How hockey can combat climate change


It’s late September, and after the long, hot and tedious summer, the hockey season has finally begun in earnest.

By hockey, of course, I mean the fast-paced sport played on frozen surfaces, and I would also like to specify that I’m typing these lines as a former hockey player. The only difference is that in my youth, hockey season never started in September. We sharpened our skates in November, sometimes not earlier than around Christmas, always depending on the whims of Mother Nature.

Today’s players happily ignore Mother Nature. But there’s a price to be paid for being ignorant, as the formidable Greta Thunberg put it in the UN Climate Action Summit earlier this week. ‘Entire ecosystems are collapsing,’ the young Swede thundered, and ‘all you can talk about is money, and fairy tales of eternal economic growth’ – including, I should add, growth in terms of sportive success.
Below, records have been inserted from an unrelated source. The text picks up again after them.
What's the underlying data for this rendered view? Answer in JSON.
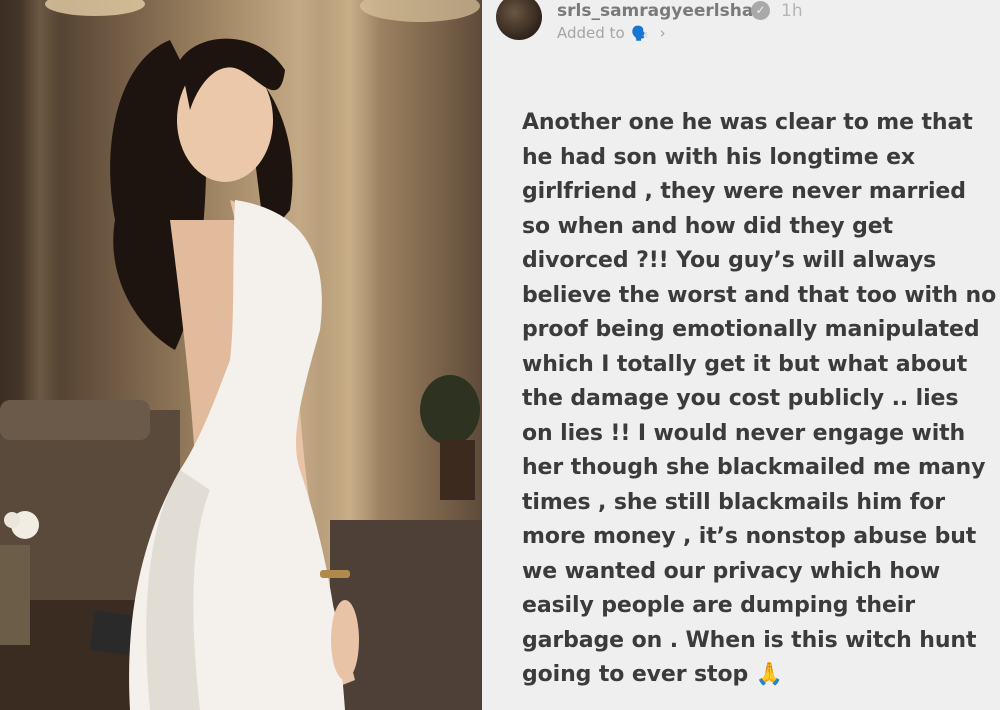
{
  "story": {
    "username": "srls_samragyeerlshah",
    "verified_icon": "verified-badge-icon",
    "time": "1h",
    "added_label": "Added to",
    "added_emoji": "🗣️",
    "chevron": "›",
    "text_lines": [
      "Another one he was clear to me that",
      "he had son with his longtime ex",
      "girlfriend , they were never married",
      "so when and how did they get",
      "divorced ?!! You guy’s will always",
      "believe the worst and that too with no",
      "proof being emotionally manipulated",
      "which I totally get it but what about",
      "the damage you cost publicly .. lies",
      "on lies !! I would never engage with",
      "her though she blackmailed me many",
      "times , she still blackmails him for",
      "more money , it’s nonstop abuse but",
      "we wanted our privacy which how",
      "easily people are dumping their",
      "garbage on . When is this witch hunt",
      "going to ever stop 🙏"
    ]
  },
  "colors": {
    "story_background": "#efefef",
    "text": "#3b3b3b",
    "header_text": "#7a7a7a",
    "dress": "#f4f1ec"
  }
}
How could hockey lovers best tackle the specter of climate change?

Imposing a blanket ban on ice hockey is obviously something the ever-so-sensitive Swedes should discuss among themselves. They did, after all, ban professional boxing back in 1970.

Taking the game to the North Pole sounds like a cheap photo-op, though not in the sense of being an inexpensive trip, and it would also entail a truly unholy amount of air miles.

My modest suggestion is both eco-friendly and pragmatic. Let’s cut down on car emissions by disposing of overly long drives to the nearest ice rink! It’s simply not fair that parents living in far-flung corners of the world must drive (or fly!) hours just to have their kids discover the beauty of a frozen body of hardened chemicals.

More is less, indeed. The more we build ice rinks, the less we have to drive. To paraphrase Miss Thunberg’s momentous speech, Do not steal the dreams of the unlucky kids who happen to be born with no ice rink in sight!



Please enter your comment!
Please enter your name here